Humility is essential for the development of all the virtues. Saint Alphonsus Liguori teaches that Mary had perfection in humility.
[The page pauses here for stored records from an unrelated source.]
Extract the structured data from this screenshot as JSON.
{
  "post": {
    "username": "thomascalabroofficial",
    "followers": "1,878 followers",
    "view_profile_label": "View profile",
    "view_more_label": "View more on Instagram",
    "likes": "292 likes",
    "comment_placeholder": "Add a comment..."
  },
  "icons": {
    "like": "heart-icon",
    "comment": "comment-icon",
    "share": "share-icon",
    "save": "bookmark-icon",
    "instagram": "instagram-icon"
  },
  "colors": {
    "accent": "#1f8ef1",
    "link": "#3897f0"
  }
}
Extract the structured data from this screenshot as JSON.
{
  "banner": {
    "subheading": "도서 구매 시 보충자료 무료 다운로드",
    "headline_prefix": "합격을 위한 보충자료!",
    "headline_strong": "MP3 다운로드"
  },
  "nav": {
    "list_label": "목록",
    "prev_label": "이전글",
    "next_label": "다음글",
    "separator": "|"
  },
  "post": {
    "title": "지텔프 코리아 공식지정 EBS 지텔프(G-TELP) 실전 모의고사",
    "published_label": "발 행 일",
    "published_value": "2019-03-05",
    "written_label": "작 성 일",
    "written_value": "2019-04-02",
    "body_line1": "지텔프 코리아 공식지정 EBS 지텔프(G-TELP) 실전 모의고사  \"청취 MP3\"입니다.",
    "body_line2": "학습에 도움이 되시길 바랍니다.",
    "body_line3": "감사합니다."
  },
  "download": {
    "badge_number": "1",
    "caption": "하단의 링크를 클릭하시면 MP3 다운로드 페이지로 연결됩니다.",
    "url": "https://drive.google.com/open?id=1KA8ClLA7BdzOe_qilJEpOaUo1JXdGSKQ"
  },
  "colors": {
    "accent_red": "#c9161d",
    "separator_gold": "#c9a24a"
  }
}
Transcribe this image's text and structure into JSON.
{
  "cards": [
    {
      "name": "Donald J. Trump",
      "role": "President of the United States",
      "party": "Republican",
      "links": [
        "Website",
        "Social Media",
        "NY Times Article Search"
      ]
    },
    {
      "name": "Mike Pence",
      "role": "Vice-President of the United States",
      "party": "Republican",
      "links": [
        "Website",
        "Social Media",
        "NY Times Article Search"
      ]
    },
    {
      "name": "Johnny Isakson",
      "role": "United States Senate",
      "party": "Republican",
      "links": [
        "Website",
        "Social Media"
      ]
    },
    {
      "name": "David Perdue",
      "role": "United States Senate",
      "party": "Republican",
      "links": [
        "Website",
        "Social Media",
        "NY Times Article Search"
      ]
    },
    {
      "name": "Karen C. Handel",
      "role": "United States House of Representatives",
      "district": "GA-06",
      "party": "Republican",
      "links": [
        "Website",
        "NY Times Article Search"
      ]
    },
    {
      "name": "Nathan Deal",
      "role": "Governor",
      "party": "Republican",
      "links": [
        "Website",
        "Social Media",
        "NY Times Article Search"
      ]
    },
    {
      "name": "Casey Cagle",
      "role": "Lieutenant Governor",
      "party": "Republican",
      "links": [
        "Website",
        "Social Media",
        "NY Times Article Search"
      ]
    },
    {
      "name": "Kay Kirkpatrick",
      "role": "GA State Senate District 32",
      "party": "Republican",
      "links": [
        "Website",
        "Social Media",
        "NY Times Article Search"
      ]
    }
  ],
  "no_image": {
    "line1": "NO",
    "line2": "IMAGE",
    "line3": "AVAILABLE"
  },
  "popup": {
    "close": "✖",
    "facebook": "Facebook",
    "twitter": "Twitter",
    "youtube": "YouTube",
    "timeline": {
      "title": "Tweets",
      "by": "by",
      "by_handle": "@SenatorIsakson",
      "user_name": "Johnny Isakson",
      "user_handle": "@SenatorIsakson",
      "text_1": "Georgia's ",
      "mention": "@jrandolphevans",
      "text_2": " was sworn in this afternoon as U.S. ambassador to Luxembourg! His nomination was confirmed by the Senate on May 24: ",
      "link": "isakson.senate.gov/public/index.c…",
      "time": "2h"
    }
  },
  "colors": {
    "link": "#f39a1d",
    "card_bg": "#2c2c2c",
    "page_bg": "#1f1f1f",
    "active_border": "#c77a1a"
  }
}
“Humility,” says St. Bernard of Clairveaux, “is the foundation and guardian of virtues;” and with reason, for without it no other virtue can exist in a soul. Should she possess all virtues, all will depart when humility is gone. But, on the other hand, as St. Francis de Sales wrote to St. Jane Frances de Chantal, “God so loves humility, that whenever He sees it, He is immediately drawn thither.” This beautiful and so necessary virtue was unknown in the world; but the Son of God Himself came on earth to teach it by His Own example, and willed that in that virtue in particular we should endeavor to imitate Him: Learn of Me, because I am meek and humble of heart. Mary, being the first and most perfect disciple of Jesus Christ in the practice of all virtues, was the first also in that of humility, and by it merited to be exalted above all creatures. It was revealed to St. Matilda that the first virtue in which the Blessed Mother particularly exercised herself, from her very childhood, was that of humility… The first act of humility of heart is to have an humble opinion of ourselves; and Mary always thought so lowly of herself, as was revealed to the same St. Matilda, that although she saw so many more graces bestowed upon her than upon others, she preferred all others before herself… Mary, the more she saw herself enriched, the more humble she became, remembering that all was the gift of God; whence she herself said to St. Elizabeth, a Benedictine nun: “Know for certain that I esteemed myself most abject, and unworthy of the grace of God.” And therefore, says St. Bernardine, no creature in the world has been more exalted, because no creature has ever humbled herself more than Mary.”
“O, how dear are humble souls to Mary,” says St. Bernard; “this Blessed Virgin recognizes and loves those who love her, and is near to all who call upon her; and especially to those whom she sees like unto herself in chastity and humility.” Hence the Saint exhorts all who love Mary to be humble: “Emulate this virtue of Mary, if thou lovest her.” Marinus, or Martin d’ Alberto, of the Society of Jesus, used to sweep the house, and collect the filth, through love for this Blessed Virgin. The Divine Mother one day appeared to him, as Father Nieremberg relates in his life, and thanking him, as it were, said, “O, how pleasing to me is this humble action done—for my love.”
“Then, O my queen, I can never be really thy child unless I am humble; but dost thou not see that my sins, after having rendered me ungrateful to my Lord, have also made me proud? O my Mother, do thou supply a remedy. By the merit of thy humility obtain that I may be truly humble, and thus become thy child, Amen. “
TAKEN FROM THE GLORIES OF MARY by Saint Alphonsus Liguori with Nihil Obstat and Imprimatur, 1931